A while ago I wrote a post about a set of workshops I was asked to setup for functional testers, test coordinators and test managers to get the familiar and acquainted with testautomation and performance testing. I pre-selected a set of tools which I wanted to go through with the participants. The slides I used for this can be found on SlideShare:
Apologies for the slides being in Dutch. Possibly I will come up with the EN version as well, however the training was in Dutch.
This part of the evening already created a lot of discussion and questions. One of the nicest questions was the obvious one: “is coding really needed when working on test automation? I thought test automation tools and software were advanced enough nowadays to no longer require code to work well?” This questions fairly obvious, considering the tools I selected for the training, Sikuli and AutoIt SciTE. Both tools require a lot of coding in order for them to be at all usable.
The hands-on experiences
After we had had the theoretical bits we moved on to the hands on bit. As visible on the last slide there were a few (simple) assignments prepared for the participants. The first one was executing a calculation with the Microsoft built-in calculator. Fairly straight forward and rudimentary I thought. A few had prior coding knowledge so they went to do this exercise with AutoIt rather than with Sikuli, the majority of the group however attempted to execute this task with Sikuli.

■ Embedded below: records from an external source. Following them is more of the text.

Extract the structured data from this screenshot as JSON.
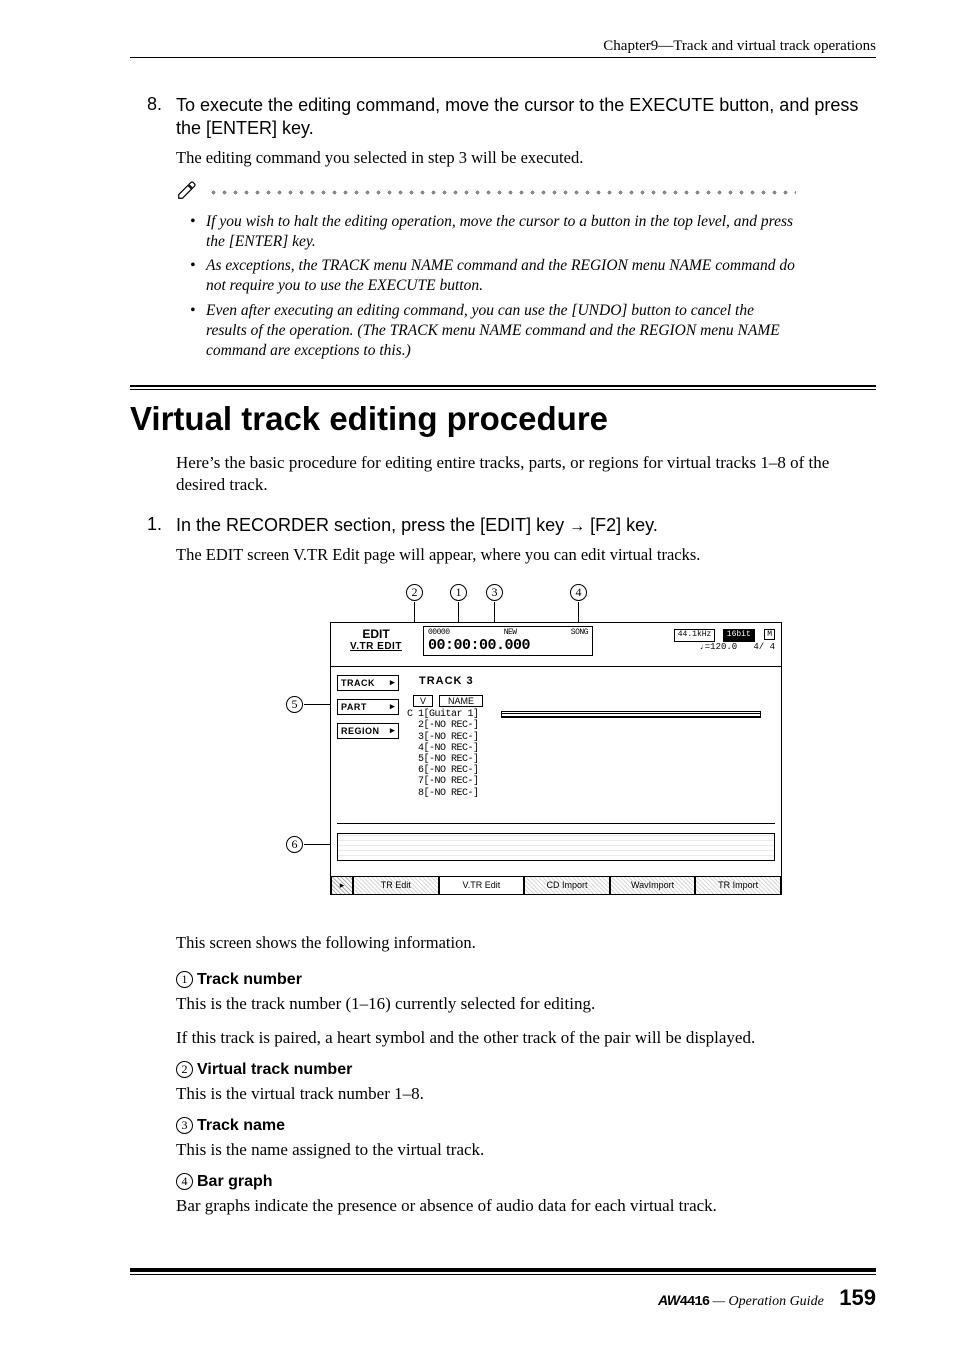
{
  "header": {
    "chapter": "Chapter9—Track and virtual track operations"
  },
  "step8": {
    "number": "8.",
    "text": "To execute the editing command, move the cursor to the EXECUTE button, and press the [ENTER] key.",
    "body": "The editing command you selected in step 3 will be executed.",
    "notes": [
      "If you wish to halt the editing operation, move the cursor to a button in the top level, and press the [ENTER] key.",
      "As exceptions, the TRACK menu NAME command and the REGION menu NAME command do not require you to use the EXECUTE button.",
      "Even after executing an editing command, you can use the [UNDO] button to cancel the results of the operation. (The TRACK menu NAME command and the REGION menu NAME command are exceptions to this.)"
    ]
  },
  "section": {
    "title": "Virtual track editing procedure",
    "intro": "Here’s the basic procedure for editing entire tracks, parts, or regions for virtual tracks 1–8 of the desired track."
  },
  "step1": {
    "number": "1.",
    "prefix": "In the RECORDER section, press the [EDIT] key ",
    "arrow": "→",
    "suffix": " [F2] key.",
    "body": "The EDIT screen V.TR Edit page will appear, where you can edit virtual tracks."
  },
  "figure": {
    "title": "EDIT",
    "subtitle": "V.TR EDIT",
    "counter_small_left": "00000",
    "counter_small_mid": "NEW",
    "counter_small_right": "SONG",
    "counter_big": "00:00:00.000",
    "status_rate": "44.1kHz",
    "status_bits": "16bit",
    "status_tempo": "♩=120.0",
    "status_sig": "4/ 4",
    "sidebar": [
      "TRACK",
      "PART",
      "REGION"
    ],
    "tracklabel": "TRACK 3",
    "th_v": "V",
    "th_name": "NAME",
    "rows": "C 1[Guitar 1]\n  2[-NO REC-]\n  3[-NO REC-]\n  4[-NO REC-]\n  5[-NO REC-]\n  6[-NO REC-]\n  7[-NO REC-]\n  8[-NO REC-]",
    "tabs": [
      "TR Edit",
      "V.TR Edit",
      "CD Import",
      "WavImport",
      "TR Import"
    ],
    "callouts": {
      "c1": "1",
      "c2": "2",
      "c3": "3",
      "c4": "4",
      "c5": "5",
      "c6": "6"
    }
  },
  "screen_intro": "This screen shows the following information.",
  "defs": [
    {
      "n": "1",
      "h": "Track number",
      "b1": "This is the track number (1–16) currently selected for editing.",
      "b2": "If this track is paired, a heart symbol and the other track of the pair will be displayed."
    },
    {
      "n": "2",
      "h": "Virtual track number",
      "b1": "This is the virtual track number 1–8."
    },
    {
      "n": "3",
      "h": "Track name",
      "b1": "This is the name assigned to the virtual track."
    },
    {
      "n": "4",
      "h": "Bar graph",
      "b1": "Bar graphs indicate the presence or absence of audio data for each virtual track."
    }
  ],
  "footer": {
    "logo_pre": "AW",
    "logo_model": "4416",
    "guide": " — Operation Guide",
    "page": "159"
  }
}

Since Sikuli is mainly image based almost everyone started by actually clicking on the START button and going through the Windows Start Menu. After a while I thought it worth while to show the group how to just launch an application from within Sikuli through the RUN command of Windows. This of course immediately raised the question why I would prefer to do that over manipulating the mouse (which is answered simply by explaining the concept of cross-platform (or at least cross windows version) testing with test automation, the <WIN>+R key-combo has been in existence since Windows 95 if I recall correctly and thus this is backwards compatible and since you can still use this within Windows 8.1 it is also forwards compatible).

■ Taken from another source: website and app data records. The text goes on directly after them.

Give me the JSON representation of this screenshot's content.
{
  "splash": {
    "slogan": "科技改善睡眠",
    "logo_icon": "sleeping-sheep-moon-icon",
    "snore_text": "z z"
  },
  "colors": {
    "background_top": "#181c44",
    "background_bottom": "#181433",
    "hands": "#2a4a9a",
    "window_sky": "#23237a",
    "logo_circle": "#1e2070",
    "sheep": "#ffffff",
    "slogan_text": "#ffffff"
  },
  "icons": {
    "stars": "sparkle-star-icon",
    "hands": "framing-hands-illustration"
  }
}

Sikuli turned out to be a hit with the participants. They barely noticed they were actually writing code and at some point I saw a fairly experienced test-manager explain some basic things of Python coding to at least two other test-managers. Non of these had prior coding experiences, not even the one explaining things.
AutoIt, with full access and use of the Windows API however was a bit more of a stretch. Turns out the Basic based language for AutoIt is for non-coding testers a lot more difficult to understand than Python. The first assignment, manipulating the Windows Calculator, was for most still doable, although it took a lot more explaining and showing than Sikuli.
The second assignment, calculating the square root of a number in Excel proved for most really difficult. I had hoped they would see the use of the Windows API and thus also come up with using the Office API in doing this, but apparently I overestimated the ease of use of AutoIt for them.
Next time I do an evening like this I now know to introduce AutoIt separately, after people have gained some experience with Sikuli. Guiding them a bit more with the AutoIt things, instead of letting them go.
Overall the test automation evening was really great and I do believe everyone had great fun and actually got a bit of an idea of what it is that attracts me to testautomation.
What type of info do you mean? I’d be happy to write more about them, but would like to understand what direction you would like to read.